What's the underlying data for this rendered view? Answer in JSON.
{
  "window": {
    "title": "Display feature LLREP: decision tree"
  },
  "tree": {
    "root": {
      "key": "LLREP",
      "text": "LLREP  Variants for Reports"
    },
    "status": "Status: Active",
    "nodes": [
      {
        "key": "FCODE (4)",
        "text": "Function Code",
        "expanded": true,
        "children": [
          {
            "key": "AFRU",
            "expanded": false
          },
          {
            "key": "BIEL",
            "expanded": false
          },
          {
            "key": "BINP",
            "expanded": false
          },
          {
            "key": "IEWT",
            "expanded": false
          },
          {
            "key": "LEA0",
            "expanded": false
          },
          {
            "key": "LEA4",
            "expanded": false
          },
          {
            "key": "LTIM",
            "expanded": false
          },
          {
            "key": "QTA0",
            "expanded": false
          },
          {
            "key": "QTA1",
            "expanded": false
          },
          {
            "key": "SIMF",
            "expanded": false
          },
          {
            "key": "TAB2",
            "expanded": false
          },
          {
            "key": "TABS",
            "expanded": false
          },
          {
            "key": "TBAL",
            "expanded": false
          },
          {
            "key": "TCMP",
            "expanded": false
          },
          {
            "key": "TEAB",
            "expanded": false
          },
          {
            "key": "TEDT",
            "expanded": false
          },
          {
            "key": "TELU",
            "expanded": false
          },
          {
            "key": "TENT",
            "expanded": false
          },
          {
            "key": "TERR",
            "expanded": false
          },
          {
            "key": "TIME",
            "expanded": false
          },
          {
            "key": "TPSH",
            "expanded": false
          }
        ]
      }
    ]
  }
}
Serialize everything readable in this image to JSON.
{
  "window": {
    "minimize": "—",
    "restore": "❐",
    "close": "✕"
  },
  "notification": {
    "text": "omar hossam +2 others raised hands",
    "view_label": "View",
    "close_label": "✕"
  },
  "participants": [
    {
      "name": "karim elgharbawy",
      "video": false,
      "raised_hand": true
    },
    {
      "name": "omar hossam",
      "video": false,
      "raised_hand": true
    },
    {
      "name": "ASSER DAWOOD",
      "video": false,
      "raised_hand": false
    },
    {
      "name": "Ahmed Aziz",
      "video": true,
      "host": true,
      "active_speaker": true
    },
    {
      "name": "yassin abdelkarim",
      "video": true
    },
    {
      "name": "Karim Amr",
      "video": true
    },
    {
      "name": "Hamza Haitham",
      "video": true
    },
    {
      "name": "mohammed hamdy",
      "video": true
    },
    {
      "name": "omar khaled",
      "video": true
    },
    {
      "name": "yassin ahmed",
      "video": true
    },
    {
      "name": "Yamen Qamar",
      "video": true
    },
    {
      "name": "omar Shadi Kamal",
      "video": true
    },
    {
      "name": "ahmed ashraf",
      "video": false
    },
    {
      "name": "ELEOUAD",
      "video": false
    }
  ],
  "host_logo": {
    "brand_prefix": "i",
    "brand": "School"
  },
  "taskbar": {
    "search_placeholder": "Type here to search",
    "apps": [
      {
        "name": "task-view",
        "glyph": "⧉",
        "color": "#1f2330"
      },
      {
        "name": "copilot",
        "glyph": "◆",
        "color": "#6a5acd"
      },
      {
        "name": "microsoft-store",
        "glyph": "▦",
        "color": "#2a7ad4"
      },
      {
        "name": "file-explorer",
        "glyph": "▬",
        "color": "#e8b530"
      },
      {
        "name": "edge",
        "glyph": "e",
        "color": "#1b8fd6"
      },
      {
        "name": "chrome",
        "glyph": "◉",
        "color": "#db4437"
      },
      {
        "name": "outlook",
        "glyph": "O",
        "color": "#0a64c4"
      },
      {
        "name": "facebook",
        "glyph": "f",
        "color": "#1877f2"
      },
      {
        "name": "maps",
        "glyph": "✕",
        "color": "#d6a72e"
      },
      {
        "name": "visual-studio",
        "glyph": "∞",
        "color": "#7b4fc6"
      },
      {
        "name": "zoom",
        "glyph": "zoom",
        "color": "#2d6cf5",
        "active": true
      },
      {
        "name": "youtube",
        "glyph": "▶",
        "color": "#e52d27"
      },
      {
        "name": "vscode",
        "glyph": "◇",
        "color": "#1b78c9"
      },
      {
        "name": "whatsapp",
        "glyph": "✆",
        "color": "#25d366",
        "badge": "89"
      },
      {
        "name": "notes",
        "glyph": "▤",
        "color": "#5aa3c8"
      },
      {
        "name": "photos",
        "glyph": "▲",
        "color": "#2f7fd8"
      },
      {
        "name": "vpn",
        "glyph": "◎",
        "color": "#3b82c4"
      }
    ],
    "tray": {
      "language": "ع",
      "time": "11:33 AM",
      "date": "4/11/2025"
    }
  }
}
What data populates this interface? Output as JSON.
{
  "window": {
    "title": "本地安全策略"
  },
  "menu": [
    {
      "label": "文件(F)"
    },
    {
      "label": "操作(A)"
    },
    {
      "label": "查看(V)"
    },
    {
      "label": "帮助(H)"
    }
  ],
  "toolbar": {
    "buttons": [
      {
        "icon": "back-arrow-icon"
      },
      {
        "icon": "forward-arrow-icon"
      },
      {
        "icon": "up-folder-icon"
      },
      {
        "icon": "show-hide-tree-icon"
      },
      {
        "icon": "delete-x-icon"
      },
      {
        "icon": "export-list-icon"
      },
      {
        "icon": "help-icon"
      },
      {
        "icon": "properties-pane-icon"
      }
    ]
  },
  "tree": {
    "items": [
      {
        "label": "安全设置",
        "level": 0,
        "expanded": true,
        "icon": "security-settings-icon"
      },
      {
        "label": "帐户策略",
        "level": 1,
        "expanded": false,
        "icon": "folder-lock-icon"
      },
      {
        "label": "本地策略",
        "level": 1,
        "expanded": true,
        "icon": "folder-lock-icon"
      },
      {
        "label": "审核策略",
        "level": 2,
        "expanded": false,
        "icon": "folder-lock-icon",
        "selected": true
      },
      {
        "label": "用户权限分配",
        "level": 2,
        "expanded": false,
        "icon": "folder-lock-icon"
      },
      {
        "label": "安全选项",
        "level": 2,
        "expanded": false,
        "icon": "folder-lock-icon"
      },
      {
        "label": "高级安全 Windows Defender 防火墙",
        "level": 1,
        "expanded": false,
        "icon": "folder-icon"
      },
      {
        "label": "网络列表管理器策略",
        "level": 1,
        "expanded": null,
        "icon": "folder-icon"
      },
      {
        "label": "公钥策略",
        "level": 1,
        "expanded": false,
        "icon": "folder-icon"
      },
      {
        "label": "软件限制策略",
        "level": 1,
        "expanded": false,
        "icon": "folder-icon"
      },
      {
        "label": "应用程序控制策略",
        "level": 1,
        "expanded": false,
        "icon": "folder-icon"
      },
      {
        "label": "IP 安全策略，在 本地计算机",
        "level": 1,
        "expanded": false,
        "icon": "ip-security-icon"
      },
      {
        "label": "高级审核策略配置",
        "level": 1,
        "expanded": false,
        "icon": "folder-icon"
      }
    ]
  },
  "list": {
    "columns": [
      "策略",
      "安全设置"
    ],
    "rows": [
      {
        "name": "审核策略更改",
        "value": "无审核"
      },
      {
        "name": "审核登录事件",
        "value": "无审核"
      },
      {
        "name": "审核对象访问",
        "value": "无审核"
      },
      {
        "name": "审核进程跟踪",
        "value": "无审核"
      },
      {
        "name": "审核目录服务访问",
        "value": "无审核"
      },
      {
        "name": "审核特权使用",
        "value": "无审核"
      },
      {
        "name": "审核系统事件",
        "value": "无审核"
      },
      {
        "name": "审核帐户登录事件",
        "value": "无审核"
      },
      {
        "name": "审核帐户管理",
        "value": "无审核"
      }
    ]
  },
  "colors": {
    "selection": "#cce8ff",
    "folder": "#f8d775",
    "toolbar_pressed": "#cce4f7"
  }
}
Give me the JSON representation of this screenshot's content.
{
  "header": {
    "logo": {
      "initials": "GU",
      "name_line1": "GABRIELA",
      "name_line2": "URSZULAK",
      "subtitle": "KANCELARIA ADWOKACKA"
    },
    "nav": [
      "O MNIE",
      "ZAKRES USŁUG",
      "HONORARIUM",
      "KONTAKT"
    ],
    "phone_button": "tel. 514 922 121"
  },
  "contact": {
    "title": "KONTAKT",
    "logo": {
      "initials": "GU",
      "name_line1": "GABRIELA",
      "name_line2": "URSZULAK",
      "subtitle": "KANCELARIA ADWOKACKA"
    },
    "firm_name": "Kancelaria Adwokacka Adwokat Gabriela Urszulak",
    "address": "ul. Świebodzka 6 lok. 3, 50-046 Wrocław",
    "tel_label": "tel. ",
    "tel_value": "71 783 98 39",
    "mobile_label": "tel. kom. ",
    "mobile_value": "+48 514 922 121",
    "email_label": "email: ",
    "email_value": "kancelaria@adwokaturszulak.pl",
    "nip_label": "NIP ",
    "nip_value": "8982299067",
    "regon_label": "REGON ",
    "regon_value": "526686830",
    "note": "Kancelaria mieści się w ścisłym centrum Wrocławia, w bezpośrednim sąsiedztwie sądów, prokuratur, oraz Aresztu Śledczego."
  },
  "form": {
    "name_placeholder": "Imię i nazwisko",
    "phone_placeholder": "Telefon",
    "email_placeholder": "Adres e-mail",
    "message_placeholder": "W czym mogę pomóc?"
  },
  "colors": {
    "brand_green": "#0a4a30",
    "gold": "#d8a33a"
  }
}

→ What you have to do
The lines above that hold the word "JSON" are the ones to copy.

→ Task solution
What's the underlying data for this rendered view? Answer in JSON.
Serialize everything readable in this image to JSON.
What data populates this interface? Output as JSON.
Give me the JSON representation of this screenshot's content.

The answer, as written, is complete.